Solving the coastal eutrophication problem by large scale seaweed cultivation
- Cite this article as:
- Fei, X. Hydrobiologia (2004) 512: 145. doi:10.1023/B:HYDR.0000020320.68331.ce

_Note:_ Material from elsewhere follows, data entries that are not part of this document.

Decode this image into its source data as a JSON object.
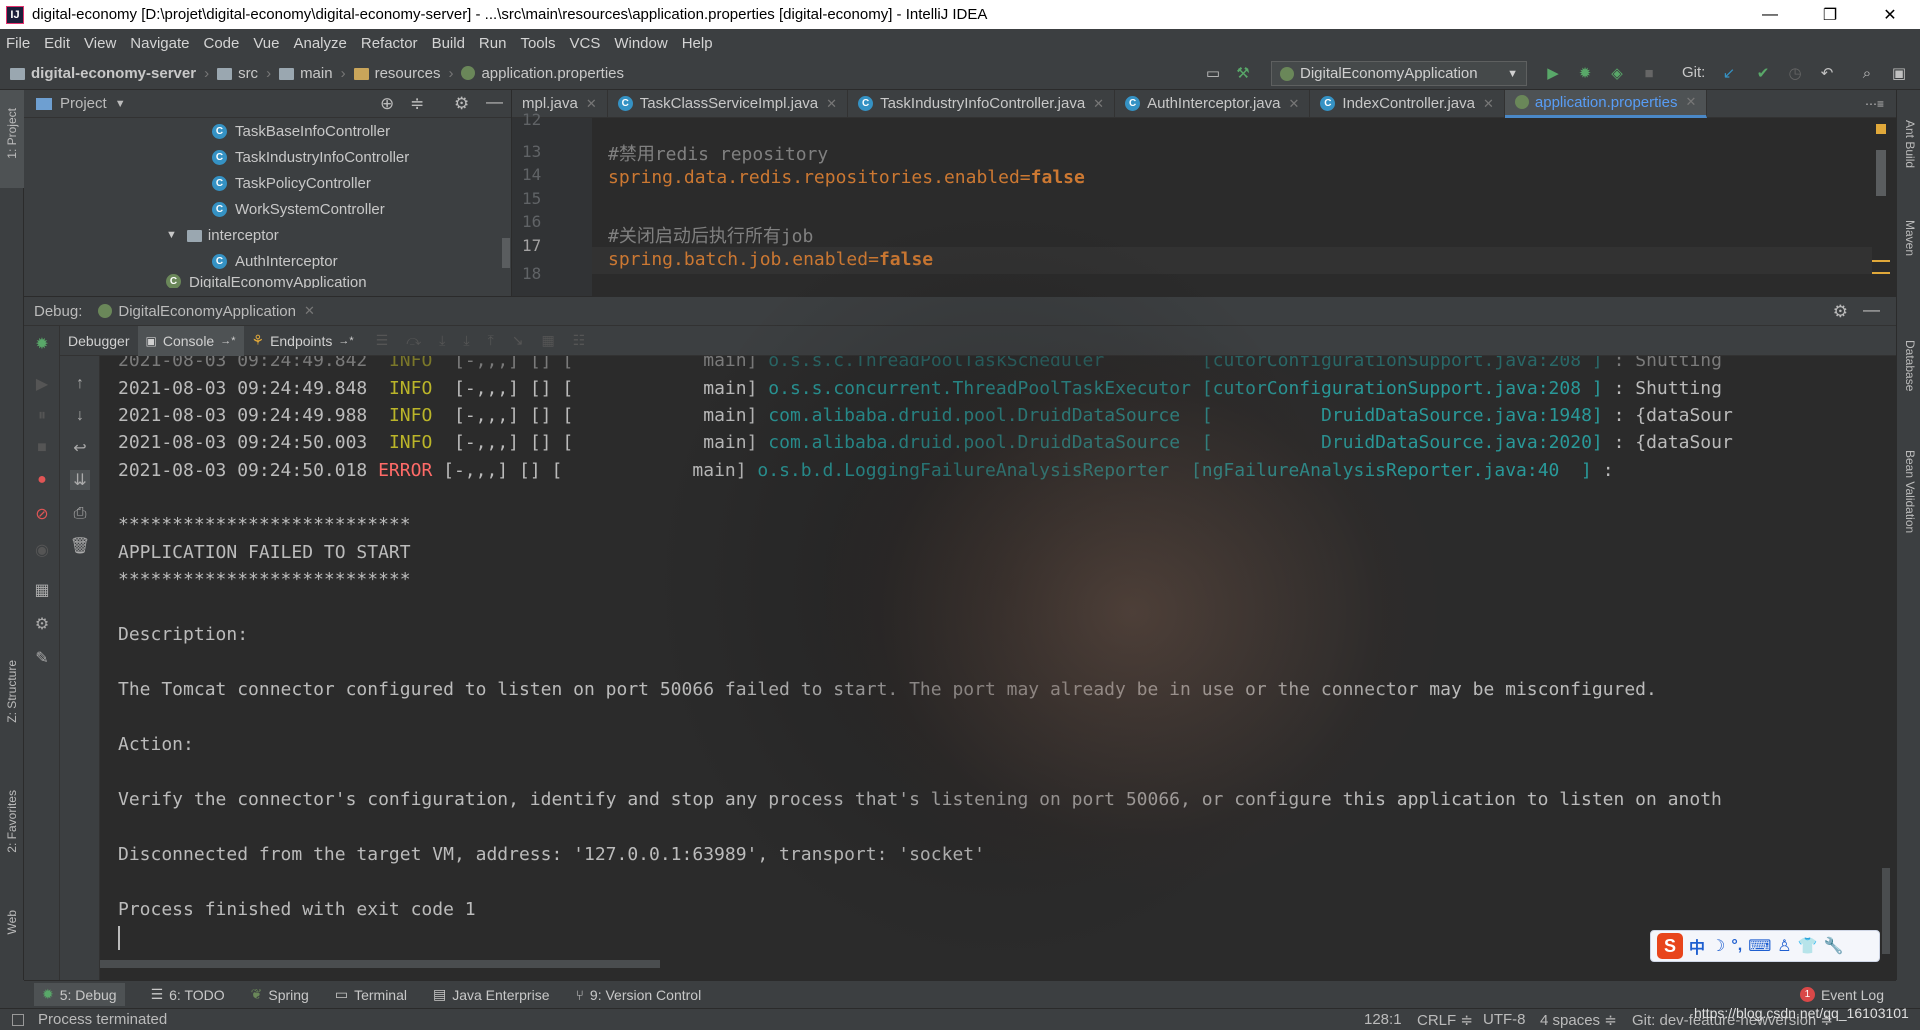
{
  "titlebar": {
    "title": "digital-economy [D:\\projet\\digital-economy\\digital-economy-server] - ...\\src\\main\\resources\\application.properties [digital-economy] - IntelliJ IDEA",
    "minimize": "—",
    "restore": "❐",
    "close": "✕"
  },
  "menu": [
    "File",
    "Edit",
    "View",
    "Navigate",
    "Code",
    "Vue",
    "Analyze",
    "Refactor",
    "Build",
    "Run",
    "Tools",
    "VCS",
    "Window",
    "Help"
  ],
  "navbar": {
    "project": "digital-economy-server",
    "crumbs": [
      "src",
      "main",
      "resources",
      "application.properties"
    ],
    "run_config": "DigitalEconomyApplication",
    "git_label": "Git:"
  },
  "project_panel": {
    "title": "Project",
    "items": [
      "TaskBaseInfoController",
      "TaskIndustryInfoController",
      "TaskPolicyController",
      "WorkSystemController",
      "interceptor",
      "AuthInterceptor",
      "DigitalEconomyApplication"
    ]
  },
  "editor": {
    "tabs": [
      "mpl.java",
      "TaskClassServiceImpl.java",
      "TaskIndustryInfoController.java",
      "AuthInterceptor.java",
      "IndexController.java",
      "application.properties"
    ],
    "line_numbers": [
      "12",
      "13",
      "14",
      "15",
      "16",
      "17",
      "18"
    ],
    "lines": {
      "l13_comment": "#禁用redis repository",
      "l14_key": "spring.data.redis.repositories.enabled=",
      "l14_val": "false",
      "l16_comment": "#关闭启动后执行所有job",
      "l17_key": "spring.batch.job.enabled=",
      "l17_val": "false"
    }
  },
  "debug": {
    "label": "Debug:",
    "session": "DigitalEconomyApplication",
    "tabs": [
      "Debugger",
      "Console",
      "Endpoints"
    ]
  },
  "console": {
    "log_rows": [
      {
        "ts": "2021-08-03 09:24:49.842",
        "level": "INFO",
        "ctx": "[-,,,] [] [",
        "thread": "main]",
        "cls": "o.s.s.c.ThreadPoolTaskScheduler",
        "loc": "[cutorConfigurationSupport.java:208 ]",
        "msg": ": Shutting"
      },
      {
        "ts": "2021-08-03 09:24:49.848",
        "level": "INFO",
        "ctx": "[-,,,] [] [",
        "thread": "main]",
        "cls": "o.s.s.concurrent.ThreadPoolTaskExecutor",
        "loc": "[cutorConfigurationSupport.java:208 ]",
        "msg": ": Shutting"
      },
      {
        "ts": "2021-08-03 09:24:49.988",
        "level": "INFO",
        "ctx": "[-,,,] [] [",
        "thread": "main]",
        "cls": "com.alibaba.druid.pool.DruidDataSource",
        "loc": "[          DruidDataSource.java:1948]",
        "msg": ": {dataSour"
      },
      {
        "ts": "2021-08-03 09:24:50.003",
        "level": "INFO",
        "ctx": "[-,,,] [] [",
        "thread": "main]",
        "cls": "com.alibaba.druid.pool.DruidDataSource",
        "loc": "[          DruidDataSource.java:2020]",
        "msg": ": {dataSour"
      },
      {
        "ts": "2021-08-03 09:24:50.018",
        "level": "ERROR",
        "ctx": "[-,,,] [] [",
        "thread": "main]",
        "cls": "o.s.b.d.LoggingFailureAnalysisReporter",
        "loc": "[ngFailureAnalysisReporter.java:40  ]",
        "msg": ":"
      }
    ],
    "stars": "***************************",
    "failed_title": "APPLICATION FAILED TO START",
    "description_label": "Description:",
    "description": "The Tomcat connector configured to listen on port 50066 failed to start. The port may already be in use or the connector may be misconfigured.",
    "action_label": "Action:",
    "action": "Verify the connector's configuration, identify and stop any process that's listening on port 50066, or configure this application to listen on anoth",
    "disconnected": "Disconnected from the target VM, address: '127.0.0.1:63989', transport: 'socket'",
    "finished": "Process finished with exit code 1"
  },
  "bottom_tabs": [
    "5: Debug",
    "6: TODO",
    "Spring",
    "Terminal",
    "Java Enterprise",
    "9: Version Control"
  ],
  "event_log": "Event Log",
  "event_count": "1",
  "status": {
    "left": "Process terminated",
    "position": "128:1",
    "line_sep": "CRLF ≑",
    "encoding": "UTF-8",
    "indent": "4 spaces ≑",
    "git": "Git: dev-feature-newversion ≑",
    "watermark": "https://blog.csdn.net/qq_16103101"
  },
  "left_strip": [
    "1: Project",
    "Z: Structure",
    "2: Favorites",
    "Web"
  ],
  "right_strip": [
    "Ant Build",
    "Maven",
    "Database",
    "Bean Validation"
  ],
  "ime": [
    "中",
    "☽",
    "°,",
    "⌨",
    "♙",
    "👕",
    "🔧"
  ]
}
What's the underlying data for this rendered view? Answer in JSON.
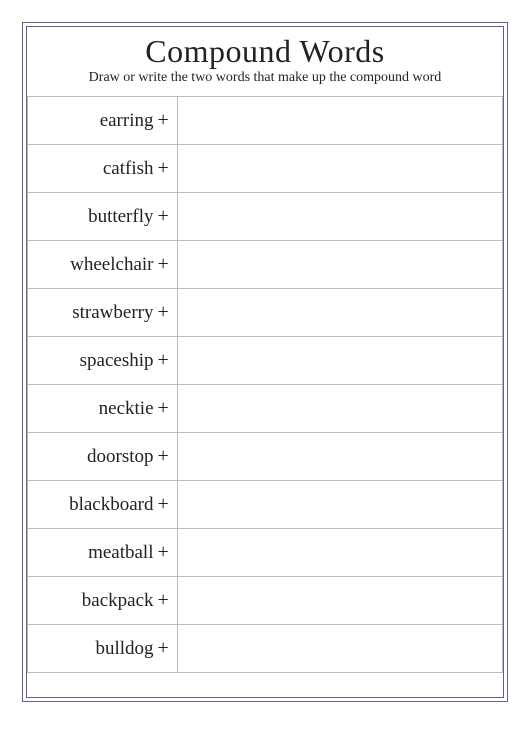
{
  "title": "Compound Words",
  "subtitle": "Draw or write the two words that make up the compound word",
  "plus": "+",
  "words": [
    "earring",
    "catfish",
    "butterfly",
    "wheelchair",
    "strawberry",
    "spaceship",
    "necktie",
    "doorstop",
    "blackboard",
    "meatball",
    "backpack",
    "bulldog"
  ]
}
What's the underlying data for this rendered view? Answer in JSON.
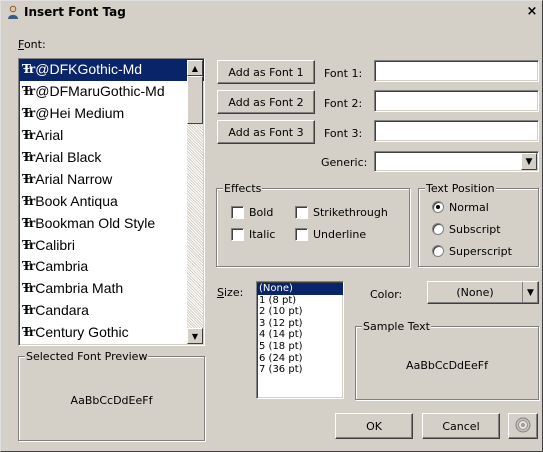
{
  "window": {
    "title": "Insert Font Tag",
    "close_label": "×"
  },
  "font_section": {
    "label": "Font:",
    "fonts": [
      {
        "name": "@DFKGothic-Md",
        "selected": true
      },
      {
        "name": "@DFMaruGothic-Md",
        "selected": false
      },
      {
        "name": "@Hei Medium",
        "selected": false
      },
      {
        "name": "Arial",
        "selected": false
      },
      {
        "name": "Arial Black",
        "selected": false
      },
      {
        "name": "Arial Narrow",
        "selected": false
      },
      {
        "name": "Book Antiqua",
        "selected": false
      },
      {
        "name": "Bookman Old Style",
        "selected": false
      },
      {
        "name": "Calibri",
        "selected": false
      },
      {
        "name": "Cambria",
        "selected": false
      },
      {
        "name": "Cambria Math",
        "selected": false
      },
      {
        "name": "Candara",
        "selected": false
      },
      {
        "name": "Century Gothic",
        "selected": false
      }
    ],
    "truetype_glyph": "Ŧr"
  },
  "preview": {
    "group_label": "Selected Font Preview",
    "sample": "AaBbCcDdEeFf"
  },
  "font_slots": [
    {
      "button_label": "Add as Font 1",
      "field_label": "Font 1:",
      "value": ""
    },
    {
      "button_label": "Add as Font 2",
      "field_label": "Font 2:",
      "value": ""
    },
    {
      "button_label": "Add as Font 3",
      "field_label": "Font 3:",
      "value": ""
    }
  ],
  "generic": {
    "label": "Generic:",
    "value": ""
  },
  "effects": {
    "group_label": "Effects",
    "bold": {
      "label": "Bold",
      "checked": false
    },
    "italic": {
      "label": "Italic",
      "checked": false
    },
    "strikethrough": {
      "label": "Strikethrough",
      "checked": false
    },
    "underline": {
      "label": "Underline",
      "checked": false
    }
  },
  "text_position": {
    "group_label": "Text Position",
    "options": [
      {
        "label": "Normal",
        "checked": true
      },
      {
        "label": "Subscript",
        "checked": false
      },
      {
        "label": "Superscript",
        "checked": false
      }
    ]
  },
  "size": {
    "label": "Size:",
    "options": [
      "(None)",
      "1 (8 pt)",
      "2 (10 pt)",
      "3 (12 pt)",
      "4 (14 pt)",
      "5 (18 pt)",
      "6 (24 pt)",
      "7 (36 pt)"
    ],
    "selected_index": 0
  },
  "color": {
    "label": "Color:",
    "value": "(None)"
  },
  "sample_text": {
    "group_label": "Sample Text",
    "sample": "AaBbCcDdEeFf"
  },
  "buttons": {
    "ok": "OK",
    "cancel": "Cancel"
  },
  "icons": {
    "title": "user-icon",
    "help": "help-icon"
  }
}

Eutrophication is becoming a serious problem in coastal waters in many parts of the world. It induces the phytoplankton blooms including `Red Tides', followed by heavy economic losses to extensive aquaculture area. Some cultivated seaweeds have very high productivity and could absorb large quantities of N, P, CO2, produce large amount of O2 and have excellent effect on decreasing eutrophication. The author believes that seaweed cultivation in large scale should be a good solution to the eutrophication problem in coastal waters. To put this idea into practice, four conditions should be fulfilled: (a) Large-scale cultivation could be conducted within the region experiencing eutrophication. (b) Fundamental scientific and technological problems for cultivation should have been solved. (c) Cultivation should not impose any harmful ecological effects. (d) Cultivation must be economically feasible and profitable. In northern China, large-scale cultivation of Laminaria japonica Aresch. has been encouraged for years to balance the negative effects from scallop cultivation. Preliminary research in recent years has shown that Gracilaria lemaneiformis (Bory) Daws. and Porphyra haitanensis Chang et Zheng are the two best candidates for this purpose along the Chinese southeast to southern coast from Fujian to Guangdong, Guangxi and Hong Kong. Gracilaria tenuistipitata var. liui Chang et Xia is promising for use in pond culture condition with shrimps and fish.